Trace metals in the atmosphere have a hefty impact on marine life, according to a new paper.
The sources of these aerosol particles include volcanoes, wildfires, and desert dust, and the burning of fossil fuels. After being spewed up and undergoing chemical reactions in the atmosphere, they often make their way to remote ocean regions via precipitation or dry deposition.
“If you change the ecosystem structure at this scale… it will cascade up and impact the fish and the animals we see more easily.”
“In a pollution event or a dust storm, and even in these faraway places, atmospheric deposition can be the most important source of new metals,” says lead author Natalie Mahowald, a professor of engineering at Cornell University and faculty director for the environment at the Atkinson Center for a Sustainable Future.

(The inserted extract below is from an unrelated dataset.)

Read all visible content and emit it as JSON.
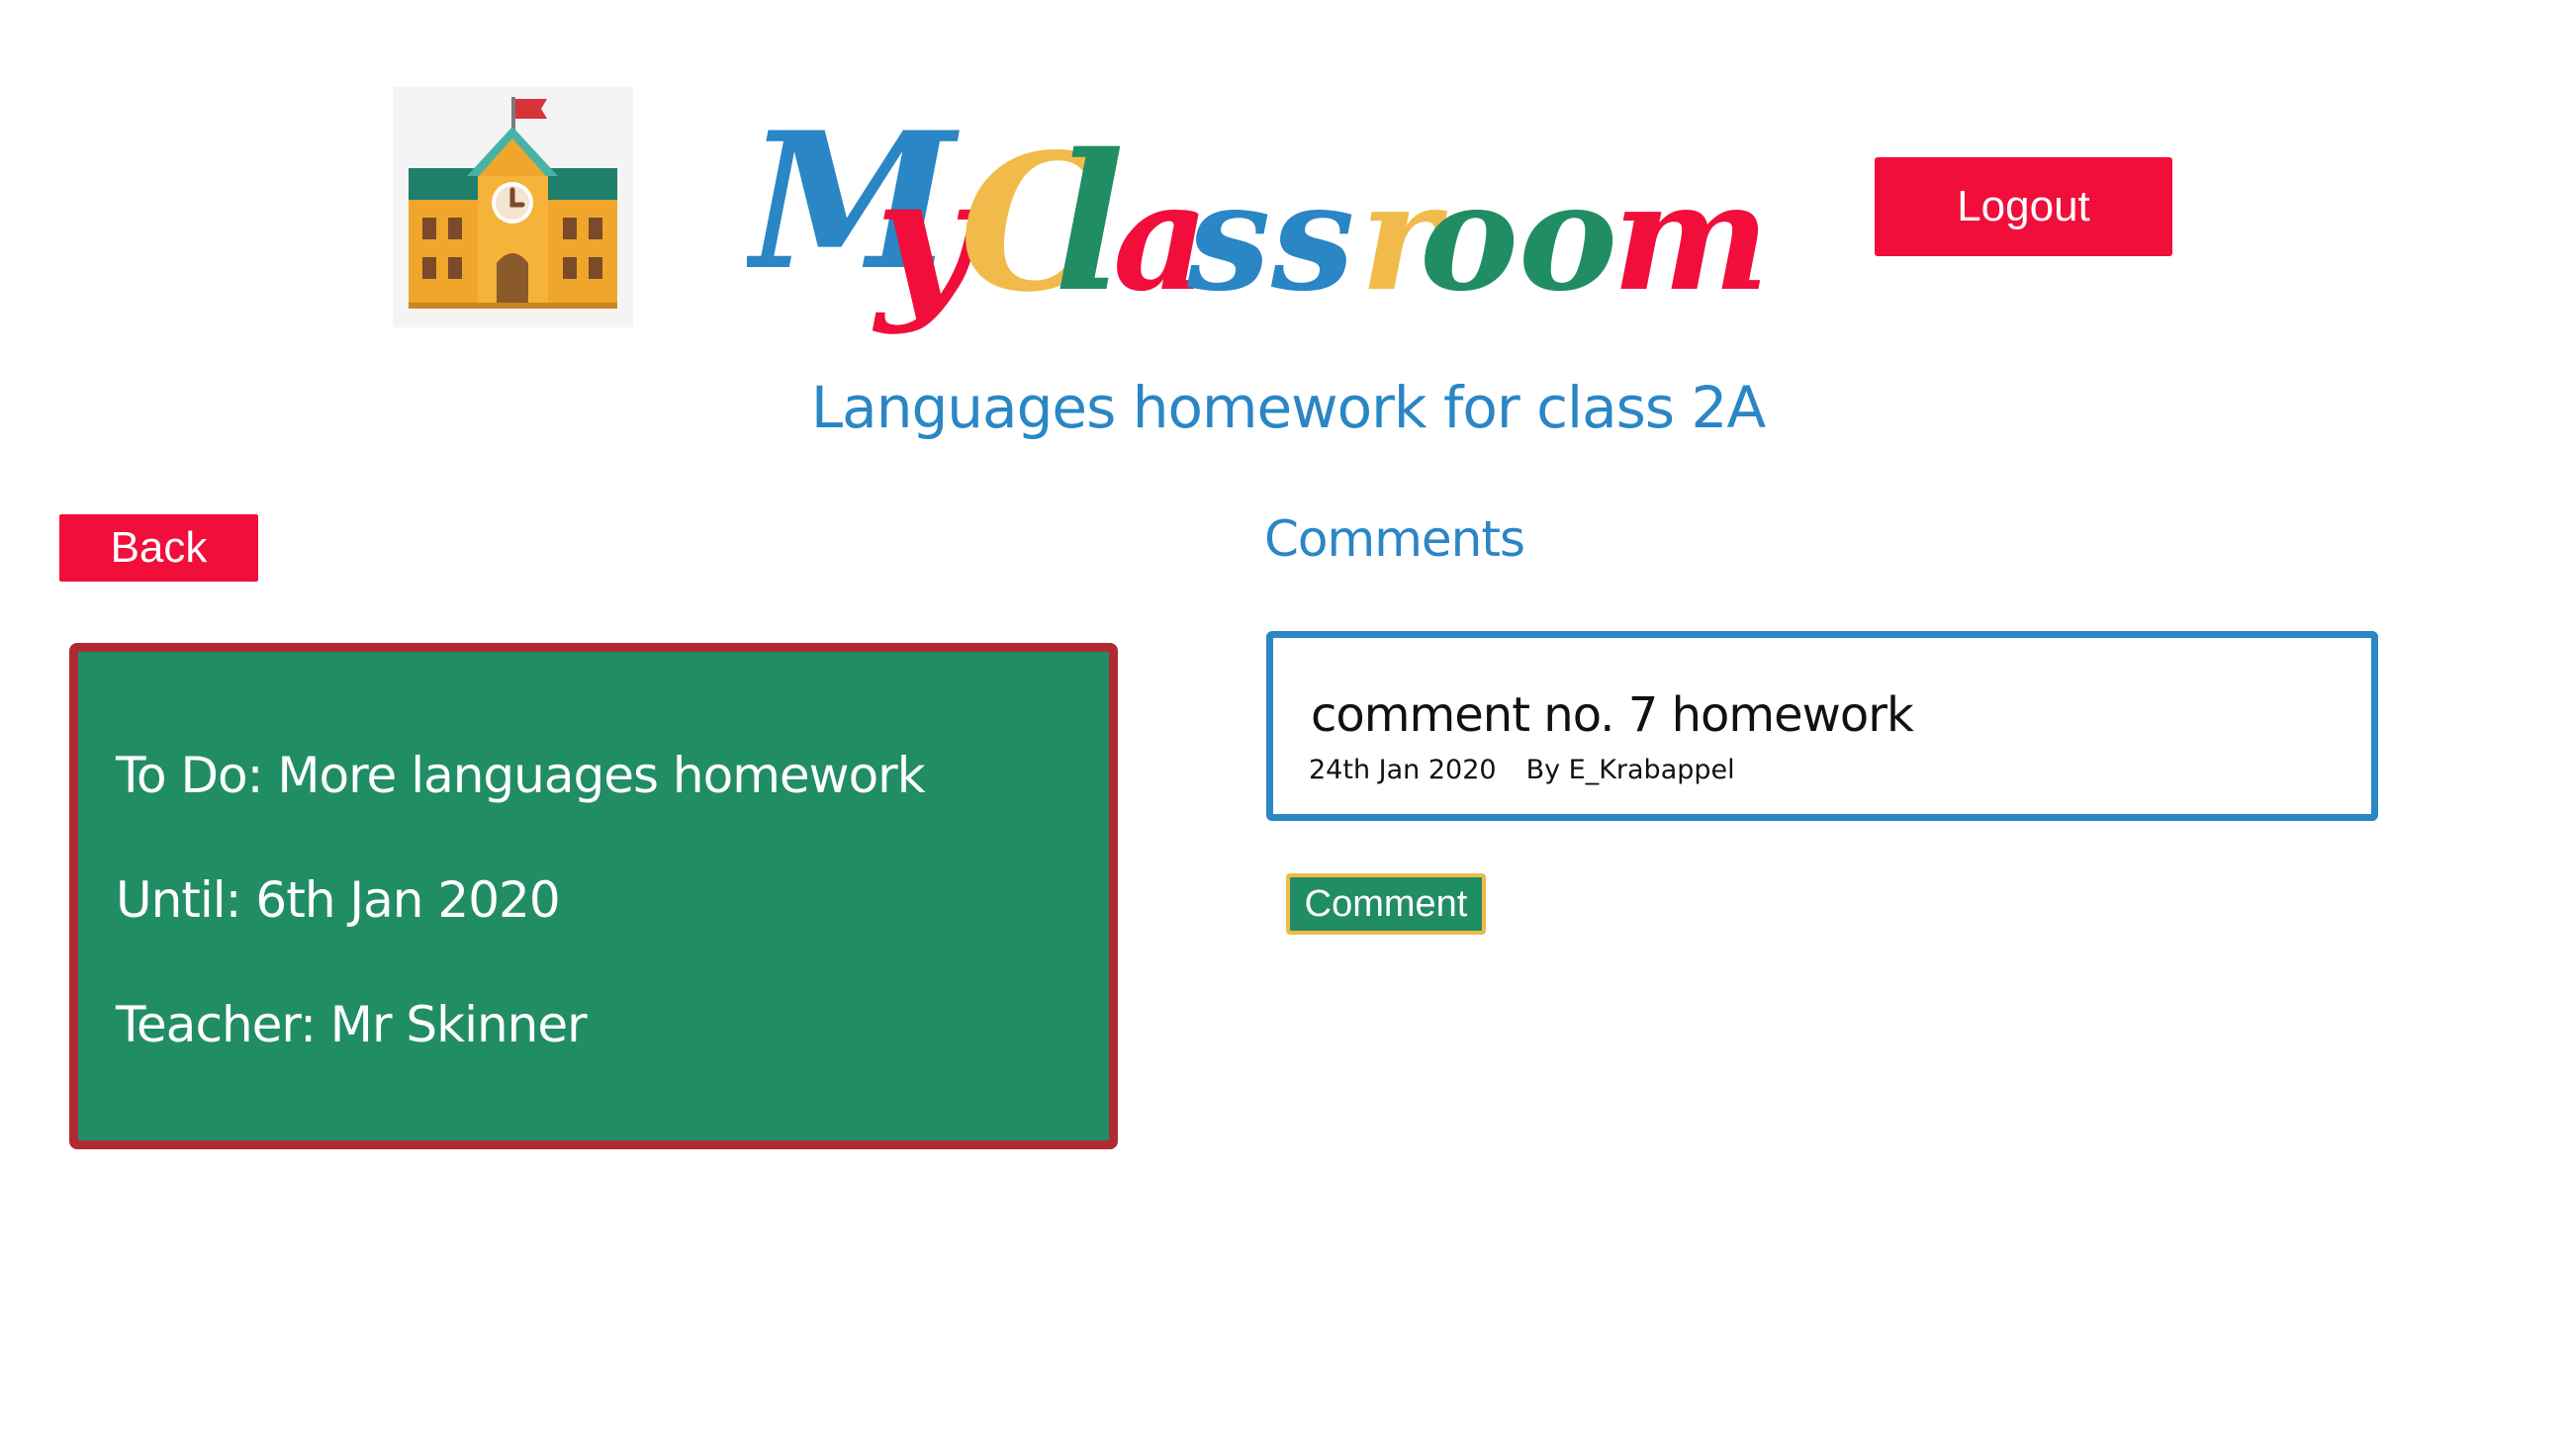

Some metals are insoluble and drop to the ocean floor, while various biota—”the little guys,” in Mahowald’s words—like phytoplankton and bacteria, which make up 80 percent of marine life and act as circulators of oxygen and nutrients throughout the ecosystem, take up others.

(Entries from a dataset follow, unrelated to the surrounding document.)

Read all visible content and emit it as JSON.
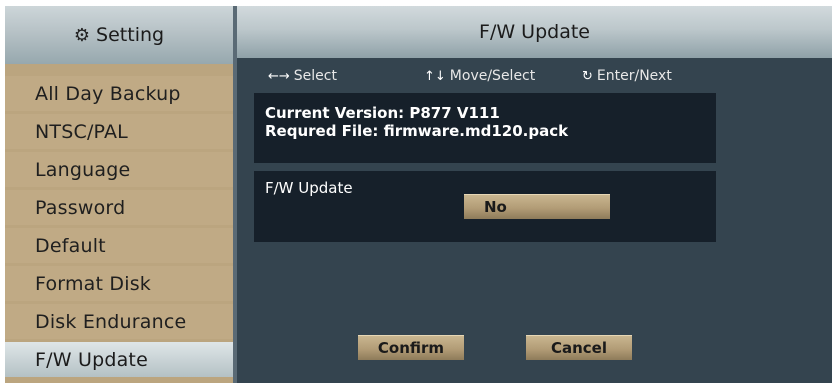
{
  "sidebar": {
    "title": "Setting",
    "title_icon": "gear-icon",
    "items": [
      {
        "label": "All Day Backup"
      },
      {
        "label": "NTSC/PAL"
      },
      {
        "label": "Language"
      },
      {
        "label": "Password"
      },
      {
        "label": "Default"
      },
      {
        "label": "Format Disk"
      },
      {
        "label": "Disk Endurance"
      },
      {
        "label": "F/W Update",
        "active": true
      }
    ]
  },
  "main": {
    "title": "F/W Update",
    "hints": {
      "select": "Select",
      "move_select": "Move/Select",
      "enter_next": "Enter/Next"
    },
    "info": {
      "current_version": "Current Version:  P877  V111",
      "required_file": "Requred File:  firmware.md120.pack"
    },
    "fw_update": {
      "label": "F/W Update",
      "value": "No"
    },
    "buttons": {
      "confirm": "Confirm",
      "cancel": "Cancel"
    }
  },
  "colors": {
    "sidebar_bg": "#bba57f",
    "main_bg": "#34444f",
    "panel_bg": "#16202a",
    "button": "#b29c76"
  }
}
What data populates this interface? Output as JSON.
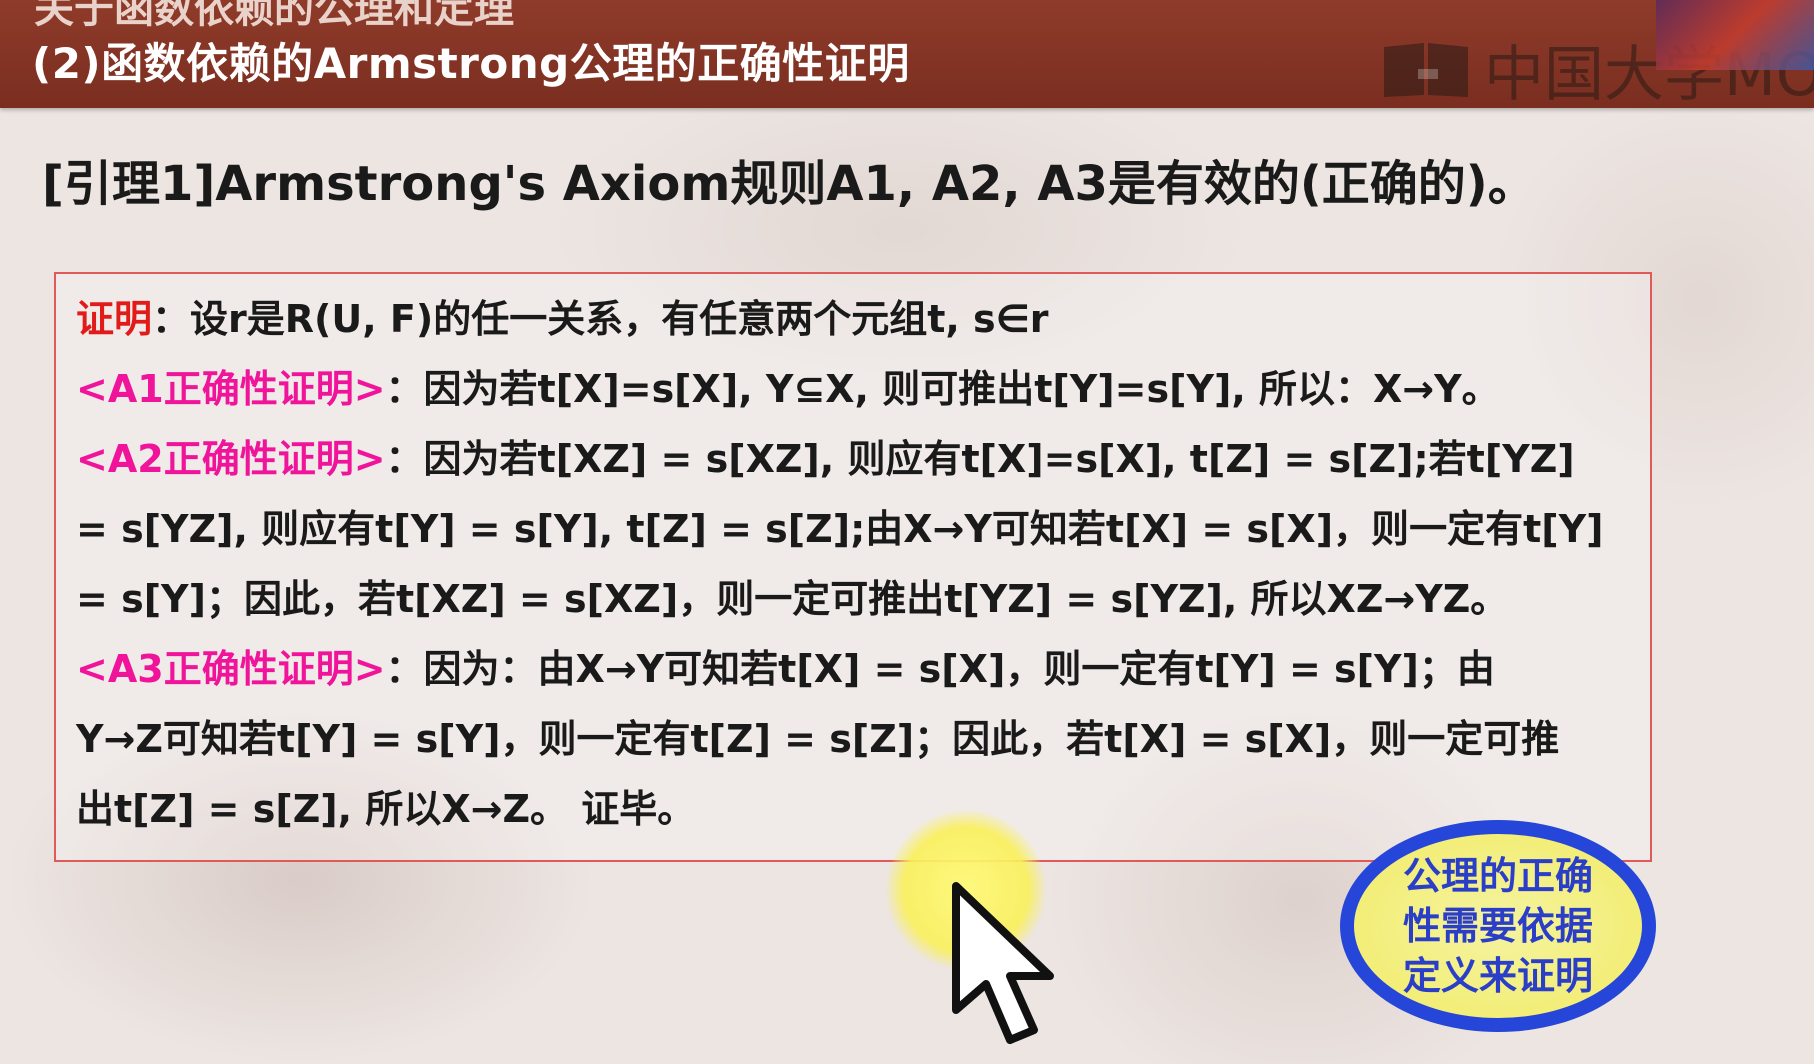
{
  "header": {
    "prev_line": "关于函数依赖的公理和定理",
    "title": "(2)函数依赖的Armstrong公理的正确性证明",
    "watermark_text": "中国大学MO"
  },
  "lemma": "[引理1]Armstrong's  Axiom规则A1, A2, A3是有效的(正确的)。",
  "proof": {
    "line1_label": "证明",
    "line1_text": "：设r是R(U, F)的任一关系，有任意两个元组t, s∈r",
    "a1_label": "<A1正确性证明>",
    "a1_text": "：因为若t[X]=s[X], Y⊆X, 则可推出t[Y]=s[Y], 所以：X→Y。",
    "a2_label": "<A2正确性证明>",
    "a2_text1": "：因为若t[XZ] = s[XZ], 则应有t[X]=s[X], t[Z] = s[Z];若t[YZ]",
    "a2_text2": "= s[YZ], 则应有t[Y] = s[Y], t[Z] = s[Z];由X→Y可知若t[X] = s[X]，则一定有t[Y]",
    "a2_text3": "= s[Y]；因此，若t[XZ] = s[XZ]，则一定可推出t[YZ] = s[YZ], 所以XZ→YZ。",
    "a3_label": "<A3正确性证明>",
    "a3_text1": "：因为：由X→Y可知若t[X] = s[X]，则一定有t[Y] = s[Y]；由",
    "a3_text2": "Y→Z可知若t[Y] = s[Y]，则一定有t[Z] = s[Z]；因此，若t[X] = s[X]，则一定可推",
    "a3_text3": "出t[Z] = s[Z], 所以X→Z。 证毕。"
  },
  "callout": "公理的正确性需要依据定义来证明",
  "colors": {
    "header_bg": "#7a2e20",
    "proof_label": "#e11a1a",
    "section_label": "#f0149a",
    "callout_border": "#2646d9",
    "callout_text": "#2a3ec8"
  }
}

“If you change the ecosystem structure at this scale—this is where all the productivity occurs—it will cascade up and impact the fish and the animals we see more easily,” Mahowald says.
While previous research focused on the pivotal role of iron in the oceans, Mahowald and her team examined the effects of iron and other metals, including aluminum, manganese, zinc, lead, copper, nickel, cobalt, and cadmium.
Many of these metals, such as copper, can be toxic pollutants, but the researchers found that the metals sometimes function as nutrients, depending on how, where, and with what they mix.
Grants from the Department of Energy and the National Science Foundation, as well as support from the Atkinson Center, funded the research.
The paper appears in Nature Communications.
Source: David Nutt for Cornell University